The system’s satellites are designed to lock on to low-orbiting satellites via laser and collect their data as they travel in low Earth orbit scanning the Earth. From its position in geostationary orbit, the SpaceDataHighway acts as a relay, transmitting the large quantities of data acquired by these observation satellites down to Earth in near-real time at a speed of 1.8 Gbit/s, instead of storing the data on board until the satellites pass over their own ground station.
The establishment of the laser connections is controlled by the SpaceDataHighway’s Mission Operation Centre which operates 24 hours a day, seven days a week at Airbus premises near Munich. Operators receive transmission requests from customers, programme the space and ground segment and monitor the performance of communications.

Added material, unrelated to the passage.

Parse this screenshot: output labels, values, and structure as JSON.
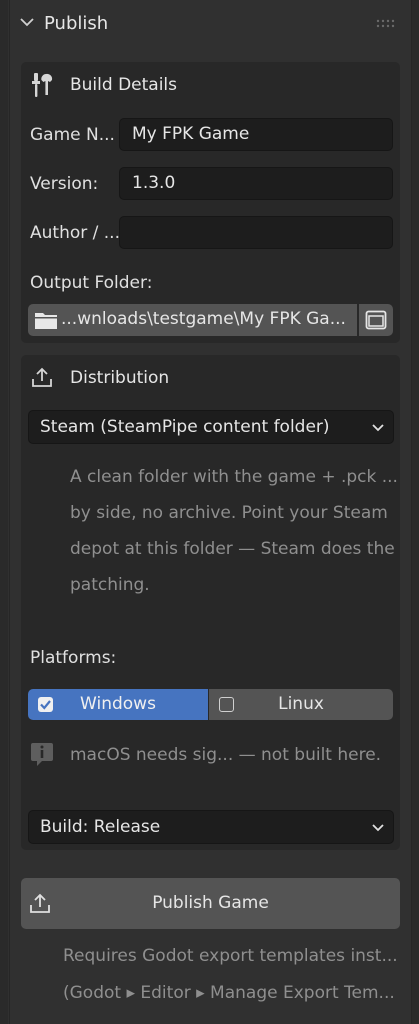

“While 2017 has been a year of ramp-up for the system, we have now reached more than 1,000 connections per month in 2018 with a very high level of reliability,” said
Hughes Boulnois, Head of the SpaceDataHighway programme at Airbus Defence and Space. “The total amount of data transferred is equivalent to around 100 million MP3 music files, but the transmission capacity of the SpaceDataHighway goes far beyond that.”
Each day, the SpaceDataHighway is capable to relay up to 40 terabytes of data acquired by observation satellites, Unmanned Aerial Vehicles or aircraft, to Earth. It is currently used by the European Union’s Copernicus programme, but its capacities could be used by many more customers.
In 2019, the system will also relay information from the Columbus module of the International Space Station (ISS). From 2020 the Pleiades Neo satellites will begin to use the SpaceDataHighway.
The SpaceDataHighway is a public-private partnership between the European Space Agency and Airbus, which today owns and operates the system, with the laser communication terminals developed by Tesat-Spacecom and the DLR German Space Administration. EDRS-A, the first SpaceDataHighway relay satellite launched in 2016, offers coverage from the American East Coast to India. A second satellite, EDRS-C, will be launched in 2019. It will double the system’s capacity and extend the coverage and redundancy of the system. Airbus intends to expand the SpaceDataHighway with a third node, ERDS-D, to be positioned over the Asia-Pacific region.